- [Try it]:
What is needed is a word-for-word copy of every record below, minus the pictures.
-- Data for this exercise follows --
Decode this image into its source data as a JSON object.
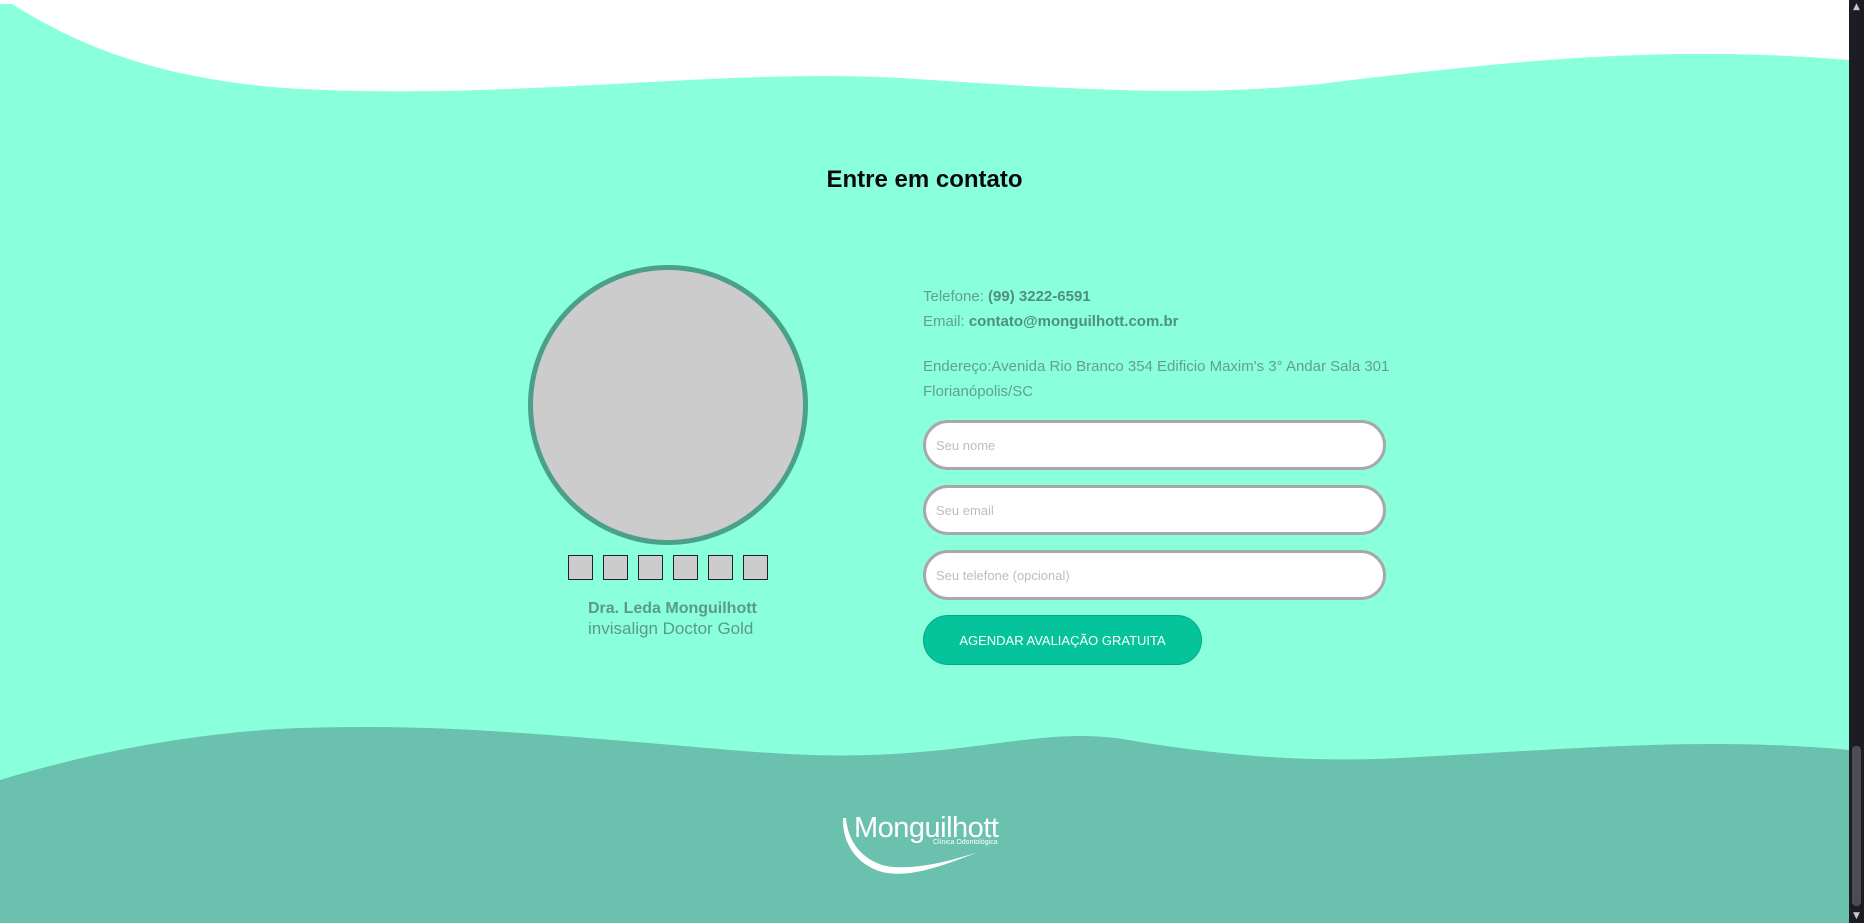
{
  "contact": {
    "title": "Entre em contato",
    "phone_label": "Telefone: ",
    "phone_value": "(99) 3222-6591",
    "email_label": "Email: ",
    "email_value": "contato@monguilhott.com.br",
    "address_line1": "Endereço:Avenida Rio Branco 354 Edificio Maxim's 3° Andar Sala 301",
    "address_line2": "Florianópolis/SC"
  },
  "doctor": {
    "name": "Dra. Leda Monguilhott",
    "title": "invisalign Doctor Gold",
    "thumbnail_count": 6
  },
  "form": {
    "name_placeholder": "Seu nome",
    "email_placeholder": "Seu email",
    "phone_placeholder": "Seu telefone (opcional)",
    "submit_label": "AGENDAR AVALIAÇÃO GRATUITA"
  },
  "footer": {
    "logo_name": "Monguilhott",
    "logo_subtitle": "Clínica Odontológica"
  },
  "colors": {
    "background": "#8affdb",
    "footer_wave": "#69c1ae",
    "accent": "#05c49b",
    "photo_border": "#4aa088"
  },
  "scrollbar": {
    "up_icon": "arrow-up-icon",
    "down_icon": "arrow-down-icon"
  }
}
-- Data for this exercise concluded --
- [Answer space]:
Decode this image into its source data as a JSON object.
{
  "contact": {
    "title": "Entre em contato",
    "phone_label": "Telefone: ",
    "phone_value": "(99) 3222-6591",
    "email_label": "Email: ",
    "email_value": "contato@monguilhott.com.br",
    "address_line1": "Endereço:Avenida Rio Branco 354 Edificio Maxim's 3° Andar Sala 301",
    "address_line2": "Florianópolis/SC"
  },
  "doctor": {
    "name": "Dra. Leda Monguilhott",
    "title": "invisalign Doctor Gold",
    "thumbnail_count": 6
  },
  "form": {
    "name_placeholder": "Seu nome",
    "email_placeholder": "Seu email",
    "phone_placeholder": "Seu telefone (opcional)",
    "submit_label": "AGENDAR AVALIAÇÃO GRATUITA"
  },
  "footer": {
    "logo_name": "Monguilhott",
    "logo_subtitle": "Clínica Odontológica"
  },
  "colors": {
    "background": "#8affdb",
    "footer_wave": "#69c1ae",
    "accent": "#05c49b",
    "photo_border": "#4aa088"
  },
  "scrollbar": {
    "up_icon": "arrow-up-icon",
    "down_icon": "arrow-down-icon"
  }
}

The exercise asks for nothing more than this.